From the listing below, copy each line that contains the word "true".

*Recorded information*.
====

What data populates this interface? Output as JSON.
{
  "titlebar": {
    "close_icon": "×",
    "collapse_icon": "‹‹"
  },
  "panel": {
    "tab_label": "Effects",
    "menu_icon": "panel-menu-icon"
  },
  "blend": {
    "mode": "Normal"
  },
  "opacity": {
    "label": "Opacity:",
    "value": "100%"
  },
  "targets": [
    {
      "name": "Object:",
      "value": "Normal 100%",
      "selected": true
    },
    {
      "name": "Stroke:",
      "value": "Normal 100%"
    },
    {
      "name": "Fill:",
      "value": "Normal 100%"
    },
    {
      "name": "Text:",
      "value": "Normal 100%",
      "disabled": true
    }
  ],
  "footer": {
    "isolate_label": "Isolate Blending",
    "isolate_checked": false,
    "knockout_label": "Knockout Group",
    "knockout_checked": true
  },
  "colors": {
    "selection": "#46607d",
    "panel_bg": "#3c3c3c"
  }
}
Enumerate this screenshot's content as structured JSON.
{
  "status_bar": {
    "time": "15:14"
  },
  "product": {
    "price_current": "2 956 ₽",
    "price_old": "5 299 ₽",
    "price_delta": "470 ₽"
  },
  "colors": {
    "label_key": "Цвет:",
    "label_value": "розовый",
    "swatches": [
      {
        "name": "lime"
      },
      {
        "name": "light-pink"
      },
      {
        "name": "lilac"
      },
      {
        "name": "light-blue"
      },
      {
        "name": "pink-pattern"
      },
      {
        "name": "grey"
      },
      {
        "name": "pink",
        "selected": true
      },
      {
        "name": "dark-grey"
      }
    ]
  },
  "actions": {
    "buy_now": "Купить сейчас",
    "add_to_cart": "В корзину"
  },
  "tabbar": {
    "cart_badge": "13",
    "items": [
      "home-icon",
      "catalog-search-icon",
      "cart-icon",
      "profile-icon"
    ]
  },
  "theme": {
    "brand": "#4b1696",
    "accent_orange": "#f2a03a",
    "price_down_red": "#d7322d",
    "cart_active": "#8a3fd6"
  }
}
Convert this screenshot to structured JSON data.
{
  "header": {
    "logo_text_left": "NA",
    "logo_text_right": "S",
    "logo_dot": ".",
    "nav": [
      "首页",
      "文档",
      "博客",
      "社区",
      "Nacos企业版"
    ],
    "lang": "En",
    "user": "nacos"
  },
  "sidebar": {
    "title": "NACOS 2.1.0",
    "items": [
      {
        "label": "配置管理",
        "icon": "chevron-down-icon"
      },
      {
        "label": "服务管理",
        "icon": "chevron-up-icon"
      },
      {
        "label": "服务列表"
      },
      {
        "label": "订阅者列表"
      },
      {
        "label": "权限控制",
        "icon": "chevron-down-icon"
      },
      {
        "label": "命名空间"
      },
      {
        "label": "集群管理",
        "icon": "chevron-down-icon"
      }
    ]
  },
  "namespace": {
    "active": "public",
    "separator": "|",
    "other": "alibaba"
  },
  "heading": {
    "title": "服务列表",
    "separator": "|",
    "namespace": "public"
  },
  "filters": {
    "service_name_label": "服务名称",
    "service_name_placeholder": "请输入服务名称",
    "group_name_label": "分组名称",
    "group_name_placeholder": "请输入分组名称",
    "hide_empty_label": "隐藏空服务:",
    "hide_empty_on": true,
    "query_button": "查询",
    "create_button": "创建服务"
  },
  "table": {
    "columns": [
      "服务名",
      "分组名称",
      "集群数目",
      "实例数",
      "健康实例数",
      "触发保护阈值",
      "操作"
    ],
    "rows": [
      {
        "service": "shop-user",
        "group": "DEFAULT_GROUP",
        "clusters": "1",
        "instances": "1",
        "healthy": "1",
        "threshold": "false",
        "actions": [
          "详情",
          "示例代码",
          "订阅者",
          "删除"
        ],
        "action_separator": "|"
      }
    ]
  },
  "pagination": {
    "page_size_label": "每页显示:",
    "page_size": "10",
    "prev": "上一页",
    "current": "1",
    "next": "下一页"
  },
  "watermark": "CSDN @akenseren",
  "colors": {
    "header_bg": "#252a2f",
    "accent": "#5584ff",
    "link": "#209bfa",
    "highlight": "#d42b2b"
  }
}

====

*Your response*.
      "selected": true
      "disabled": true
    "knockout_checked": true
        "selected": true
    "hide_empty_on": true,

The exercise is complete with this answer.